WHAT THE EXERCISE ASKS
Each entry should be given again exactly, with any image left out.
§ §
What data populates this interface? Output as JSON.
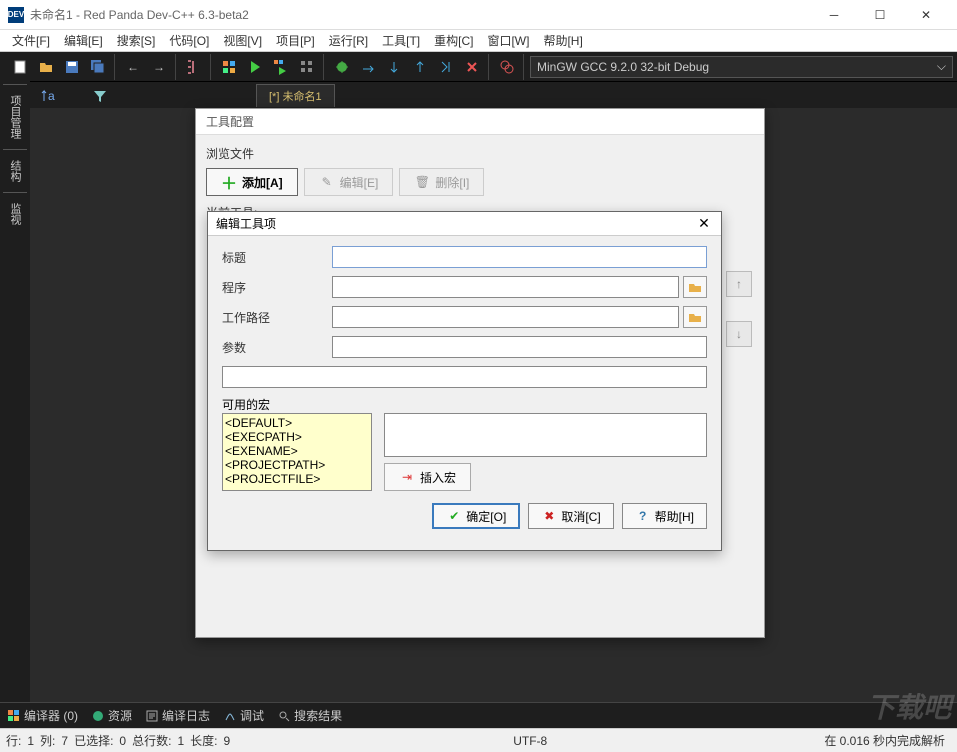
{
  "titlebar": {
    "title": "未命名1 - Red Panda Dev-C++ 6.3-beta2",
    "app_icon_text": "DEV"
  },
  "menu": {
    "items": [
      "文件[F]",
      "编辑[E]",
      "搜索[S]",
      "代码[O]",
      "视图[V]",
      "项目[P]",
      "运行[R]",
      "工具[T]",
      "重构[C]",
      "窗口[W]",
      "帮助[H]"
    ]
  },
  "compiler_select": "MinGW GCC 9.2.0 32-bit Debug",
  "editor_tab": "[*] 未命名1",
  "side_tabs": [
    "项目管理",
    "结构",
    "监视"
  ],
  "bottom_tabs": {
    "compiler": "编译器 (0)",
    "resource": "资源",
    "compile_log": "编译日志",
    "debug": "调试",
    "search_results": "搜索结果"
  },
  "statusbar": {
    "line_lbl": "行:",
    "line_val": "1",
    "col_lbl": "列:",
    "col_val": "7",
    "sel_lbl": "已选择:",
    "sel_val": "0",
    "total_lbl": "总行数:",
    "total_val": "1",
    "len_lbl": "长度:",
    "len_val": "9",
    "encoding": "UTF-8",
    "timing": "在 0.016 秒内完成解析"
  },
  "tools_dialog": {
    "title": "工具配置",
    "browse_label": "浏览文件",
    "add_btn": "添加[A]",
    "edit_btn": "编辑[E]",
    "delete_btn": "删除[I]",
    "current_label": "当前工具:"
  },
  "edit_dialog": {
    "title": "编辑工具项",
    "fields": {
      "title": "标题",
      "program": "程序",
      "workdir": "工作路径",
      "params": "参数"
    },
    "macros_label": "可用的宏",
    "macros": [
      "<DEFAULT>",
      "<EXECPATH>",
      "<EXENAME>",
      "<PROJECTPATH>",
      "<PROJECTFILE>"
    ],
    "insert_macro": "插入宏",
    "ok": "确定[O]",
    "cancel": "取消[C]",
    "help": "帮助[H]"
  },
  "watermark": "下载吧"
}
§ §
REPLY TO THE TASK
What data populates this interface? Output as JSON.
{
  "titlebar": {
    "title": "未命名1 - Red Panda Dev-C++ 6.3-beta2",
    "app_icon_text": "DEV"
  },
  "menu": {
    "items": [
      "文件[F]",
      "编辑[E]",
      "搜索[S]",
      "代码[O]",
      "视图[V]",
      "项目[P]",
      "运行[R]",
      "工具[T]",
      "重构[C]",
      "窗口[W]",
      "帮助[H]"
    ]
  },
  "compiler_select": "MinGW GCC 9.2.0 32-bit Debug",
  "editor_tab": "[*] 未命名1",
  "side_tabs": [
    "项目管理",
    "结构",
    "监视"
  ],
  "bottom_tabs": {
    "compiler": "编译器 (0)",
    "resource": "资源",
    "compile_log": "编译日志",
    "debug": "调试",
    "search_results": "搜索结果"
  },
  "statusbar": {
    "line_lbl": "行:",
    "line_val": "1",
    "col_lbl": "列:",
    "col_val": "7",
    "sel_lbl": "已选择:",
    "sel_val": "0",
    "total_lbl": "总行数:",
    "total_val": "1",
    "len_lbl": "长度:",
    "len_val": "9",
    "encoding": "UTF-8",
    "timing": "在 0.016 秒内完成解析"
  },
  "tools_dialog": {
    "title": "工具配置",
    "browse_label": "浏览文件",
    "add_btn": "添加[A]",
    "edit_btn": "编辑[E]",
    "delete_btn": "删除[I]",
    "current_label": "当前工具:"
  },
  "edit_dialog": {
    "title": "编辑工具项",
    "fields": {
      "title": "标题",
      "program": "程序",
      "workdir": "工作路径",
      "params": "参数"
    },
    "macros_label": "可用的宏",
    "macros": [
      "<DEFAULT>",
      "<EXECPATH>",
      "<EXENAME>",
      "<PROJECTPATH>",
      "<PROJECTFILE>"
    ],
    "insert_macro": "插入宏",
    "ok": "确定[O]",
    "cancel": "取消[C]",
    "help": "帮助[H]"
  },
  "watermark": "下载吧"
}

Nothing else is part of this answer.